YANGON (REUTERS) - An estimated 230,000 people have been displaced by fighting and violence in Myanmar this year and are in need of assistance, the United Nations humanitarian agency said on Thursday (June 24).
Myanmar has been in crisis since a Feb 1 coup ousted an elected government, prompting nationwide anger that has led to protests, killings and bombings, and battles on several fronts between troops and newly formed civilian armies.
The United Nations Office for the Coordination of Humanitarian Affairs (Ocha), said relief operations were ongoing but were being hindered by armed clashes, violence and insecurity in the country.

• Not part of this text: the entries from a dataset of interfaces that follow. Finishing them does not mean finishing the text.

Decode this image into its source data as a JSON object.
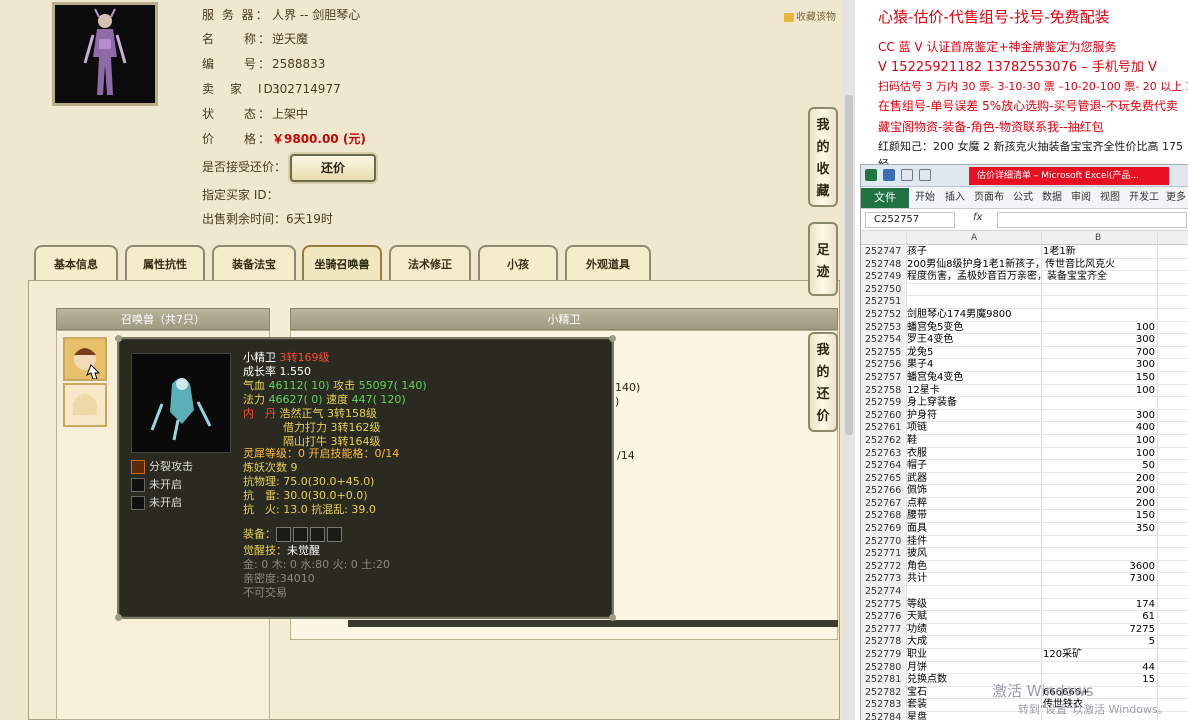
{
  "seller": {
    "server_label": "服 务 器：",
    "server": "人界 -- 剑胆琴心",
    "name_label": "名　　称：",
    "name": "逆天魔",
    "id_label": "编　　号：",
    "id": "2588833",
    "seller_label": "卖　家　ID：",
    "seller_id": "302714977",
    "status_label": "状　　态：",
    "status": "上架中",
    "price_label": "价　　格：",
    "price": "￥9800.00 (元)",
    "counter_label": "是否接受还价：",
    "counter_btn": "还价",
    "buyer_label": "指定买家 ID：",
    "time_label": "出售剩余时间：",
    "time": "6天19时",
    "favorite": "收藏该物"
  },
  "tabs": [
    {
      "label": "基本信息"
    },
    {
      "label": "属性抗性"
    },
    {
      "label": "装备法宝"
    },
    {
      "label": "坐骑召唤兽"
    },
    {
      "label": "法术修正"
    },
    {
      "label": "小孩"
    },
    {
      "label": "外观道具"
    }
  ],
  "side_buttons": {
    "fav": "我的收藏",
    "trace": "足迹",
    "counter": "我的还价"
  },
  "pets": {
    "list_header": "召唤兽（共7只）",
    "detail_header": "小精卫"
  },
  "popup": {
    "name": "小精卫",
    "level": "3转169级",
    "growth": "成长率 1.550",
    "hp_label": "气血",
    "hp": "46112( 10)",
    "atk_label": "攻击",
    "atk": "55097( 140)",
    "mp_label": "法力",
    "mp": "46627( 0)",
    "spd_label": "速度",
    "spd": "447( 120)",
    "neidan_label": "内　丹",
    "neidan1": "浩然正气 3转158级",
    "neidan2": "借力打力 3转162级",
    "neidan3": "隔山打牛 3转164级",
    "spirit": "灵犀等级：0 开启技能格：0/14",
    "demon": "炼妖次数 9",
    "phys_res": "抗物理: 75.0(30.0+45.0)",
    "thunder_res": "抗　雷: 30.0(30.0+0.0)",
    "fire_res": "抗　火: 13.0 抗混乱: 39.0",
    "equip_label": "装备：",
    "awaken_label": "觉醒技：",
    "awaken": "未觉醒",
    "elements": "金: 0 木: 0 水:80 火: 0 土:20",
    "intimacy": "亲密度:34010",
    "tradable": "不可交易",
    "skills": [
      {
        "name": "分裂攻击"
      },
      {
        "name": "未开启"
      },
      {
        "name": "未开启"
      }
    ]
  },
  "behind_text": {
    "t1": "140)",
    "t2": ")",
    "t3": "/14"
  },
  "notes": {
    "title": "心猿-估价-代售组号-找号-免费配装",
    "l1": "CC 蓝 V 认证首席鉴定+神金牌鉴定为您服务",
    "l2": "V 15225921182   13782553076 – 手机号加 V",
    "l3": "扫码估号 3 万内 30 票- 3-10-30 票  –10-20-100 票- 20 以上 150",
    "l4": "在售组号-单号误差 5%放心选购-买号管退-不玩免费代卖",
    "l5": "藏宝阁物资-装备-角色-物资联系我--抽红包",
    "l6": "红颜知己：200 女魔 2 新孩克火抽装备宝宝齐全性价比高 175",
    "l7": "经"
  },
  "excel": {
    "title": "估价详细清单 – Microsoft Excel(产品...",
    "file_tab": "文件",
    "ribbon": [
      "开始",
      "插入",
      "页面布",
      "公式",
      "数据",
      "审阅",
      "视图",
      "开发工",
      "更多"
    ],
    "name_box": "C252757",
    "fx": "fx",
    "col_a": "A",
    "col_b": "B",
    "rows": [
      {
        "n": "252747",
        "a": "孩子",
        "b": "",
        "bt": "1老1新"
      },
      {
        "n": "252748",
        "a": "200男仙8级护身1老1新孩子，传世音比风克火",
        "b": "",
        "bt": ""
      },
      {
        "n": "252749",
        "a": "程度伤害，孟极妙音百万亲密，装备宝宝齐全",
        "b": "",
        "bt": ""
      },
      {
        "n": "252750",
        "a": "",
        "b": "",
        "bt": ""
      },
      {
        "n": "252751",
        "a": "",
        "b": "",
        "bt": ""
      },
      {
        "n": "252752",
        "a": "剑胆琴心174男魔9800",
        "b": "",
        "bt": ""
      },
      {
        "n": "252753",
        "a": "蟠宫兔5变色",
        "b": "100",
        "bt": ""
      },
      {
        "n": "252754",
        "a": "罗王4变色",
        "b": "300",
        "bt": ""
      },
      {
        "n": "252755",
        "a": "龙兔5",
        "b": "700",
        "bt": ""
      },
      {
        "n": "252756",
        "a": "果子4",
        "b": "300",
        "bt": ""
      },
      {
        "n": "252757",
        "a": "蟠宫兔4变色",
        "b": "150",
        "bt": ""
      },
      {
        "n": "252758",
        "a": "12星卡",
        "b": "100",
        "bt": ""
      },
      {
        "n": "252759",
        "a": "身上穿装备",
        "b": "",
        "bt": ""
      },
      {
        "n": "252760",
        "a": "护身符",
        "b": "300",
        "bt": ""
      },
      {
        "n": "252761",
        "a": "项链",
        "b": "400",
        "bt": ""
      },
      {
        "n": "252762",
        "a": "鞋",
        "b": "100",
        "bt": ""
      },
      {
        "n": "252763",
        "a": "衣服",
        "b": "100",
        "bt": ""
      },
      {
        "n": "252764",
        "a": "帽子",
        "b": "50",
        "bt": ""
      },
      {
        "n": "252765",
        "a": "武器",
        "b": "200",
        "bt": ""
      },
      {
        "n": "252766",
        "a": "佩饰",
        "b": "200",
        "bt": ""
      },
      {
        "n": "252767",
        "a": "点粹",
        "b": "200",
        "bt": ""
      },
      {
        "n": "252768",
        "a": "腰带",
        "b": "150",
        "bt": ""
      },
      {
        "n": "252769",
        "a": "面具",
        "b": "350",
        "bt": ""
      },
      {
        "n": "252770",
        "a": "挂件",
        "b": "",
        "bt": ""
      },
      {
        "n": "252771",
        "a": "披风",
        "b": "",
        "bt": ""
      },
      {
        "n": "252772",
        "a": "角色",
        "b": "3600",
        "bt": ""
      },
      {
        "n": "252773",
        "a": "共计",
        "b": "7300",
        "bt": ""
      },
      {
        "n": "252774",
        "a": "",
        "b": "",
        "bt": ""
      },
      {
        "n": "252775",
        "a": "等级",
        "b": "174",
        "bt": ""
      },
      {
        "n": "252776",
        "a": "天赋",
        "b": "61",
        "bt": ""
      },
      {
        "n": "252777",
        "a": "功绩",
        "b": "7275",
        "bt": ""
      },
      {
        "n": "252778",
        "a": "大成",
        "b": "5",
        "bt": ""
      },
      {
        "n": "252779",
        "a": "职业",
        "b": "",
        "bt": "120采矿"
      },
      {
        "n": "252780",
        "a": "月饼",
        "b": "44",
        "bt": ""
      },
      {
        "n": "252781",
        "a": "兑换点数",
        "b": "15",
        "bt": ""
      },
      {
        "n": "252782",
        "a": "宝石",
        "b": "",
        "bt": "666666+"
      },
      {
        "n": "252783",
        "a": "套装",
        "b": "",
        "bt": "传世铁衣"
      },
      {
        "n": "252784",
        "a": "星盘",
        "b": "",
        "bt": ""
      }
    ]
  },
  "watermark": {
    "l1": "激活 Windows",
    "l2": "转到\"设置\"以激活 Windows。"
  },
  "colors": {
    "price_red": "#cc0000",
    "note_red": "#e3000f",
    "excel_green": "#217346"
  }
}
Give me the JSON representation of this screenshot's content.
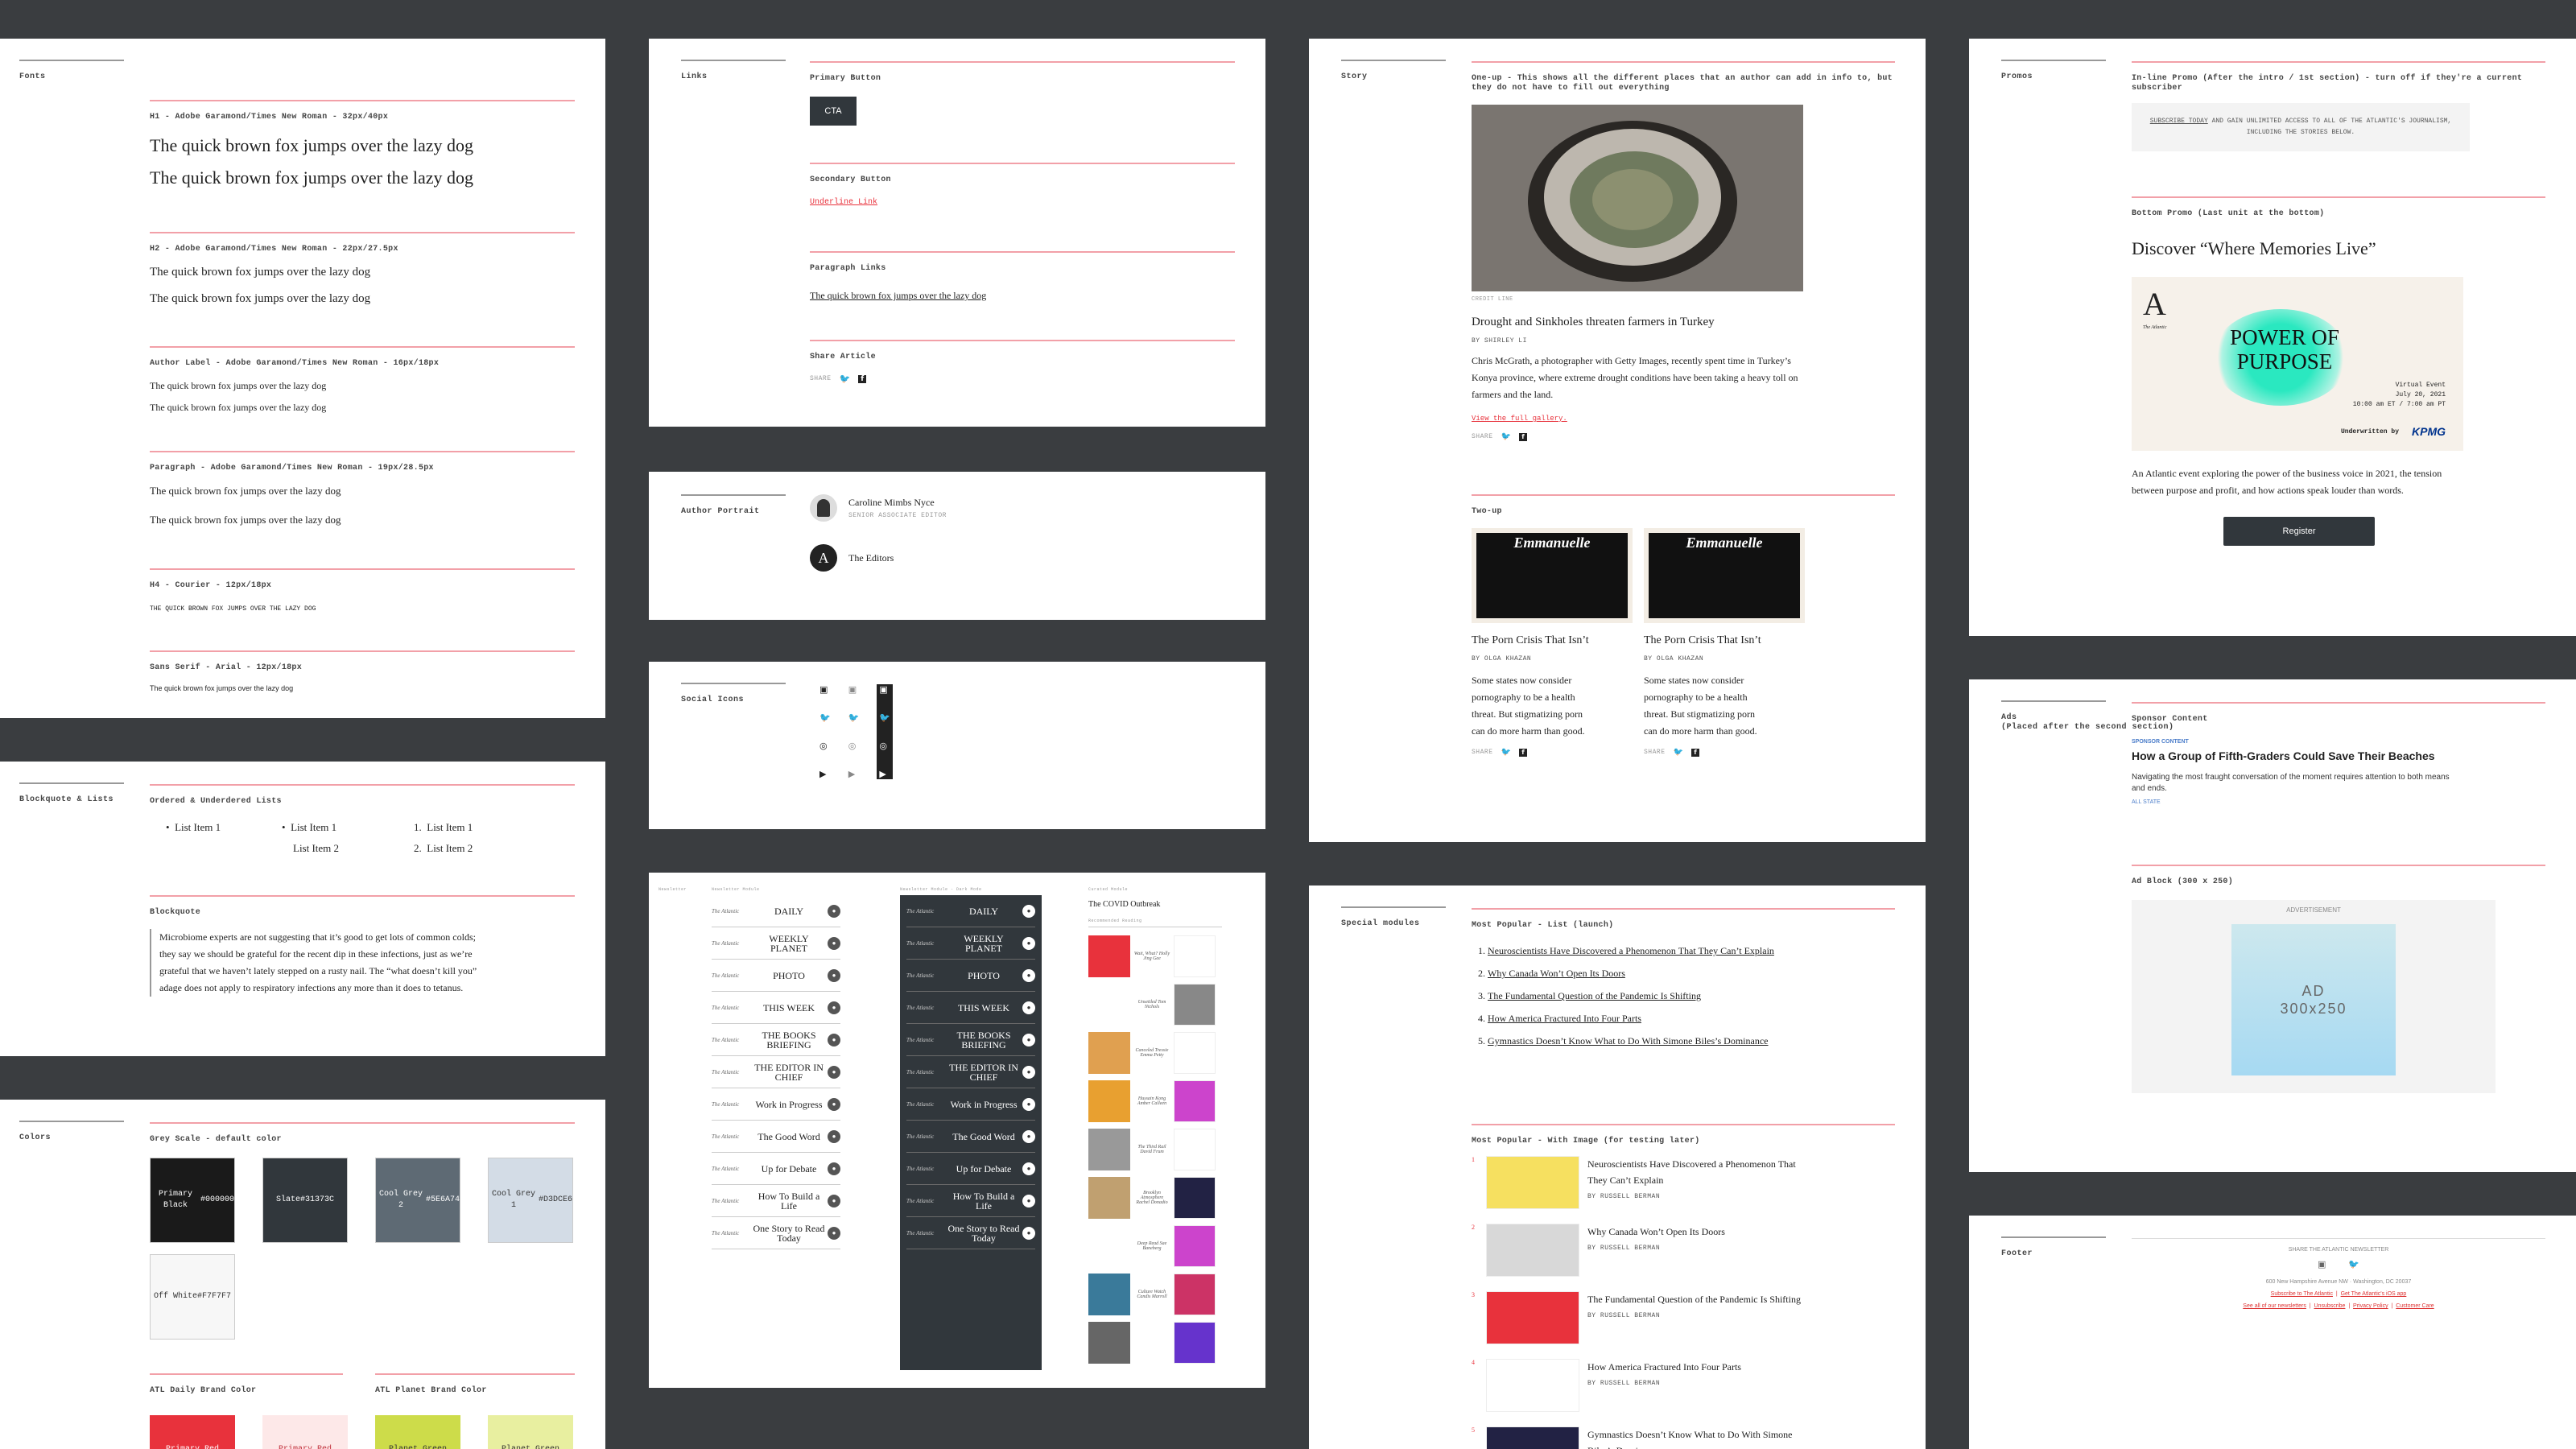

It said 177,000 people were displaced in Karen state bordering Thailand, 103,000 in the past month, while more than 20,000 people were sheltering at 100 displacement areas after fighting between People's Defence Forces and the army in Chin State bordering India.
Several thousand people had fled fighting in northern Kachin and Shan States, regions with established ethnic minority armies with a long history of hostilities with the military.
The Karen National Union (KNU), one of Myanmar's oldest ethnic minority groups, expressed concern about the loss of civilian lives, escalating violence and excessive use of force by the military all over Myanmar.
"The KNU will continue to fight against military dictatorship and provide as much protection as possible to people and unarmed civilians," it said in a statement.
Anti-junta protests took place in Kachin State, Dawei, Sagaing Region and the commercial capital Yangon on Thursday, with demonstrators carrying banners and making three-finger gestures of defiance.
Some showed support for those resisting military rule in Mandalay, the second-biggest city, where a firefight took place between the army and a newly formed guerrilla group on Tuesday, the first sign of armed clashes in a major urban centre since the coup.
At least 877 people have been killed by security forces and more than 6,000 arrested since the coup, according to the Association for Political Prisoners (AAPP), an advocacy group which the junta has declared an illegal organisation.
A diplomatic effort by South-east Asian countries to end the crisis and initiate dialogue has stalled and the generals say they will stick to their plan of restoring order and holding elections in two years.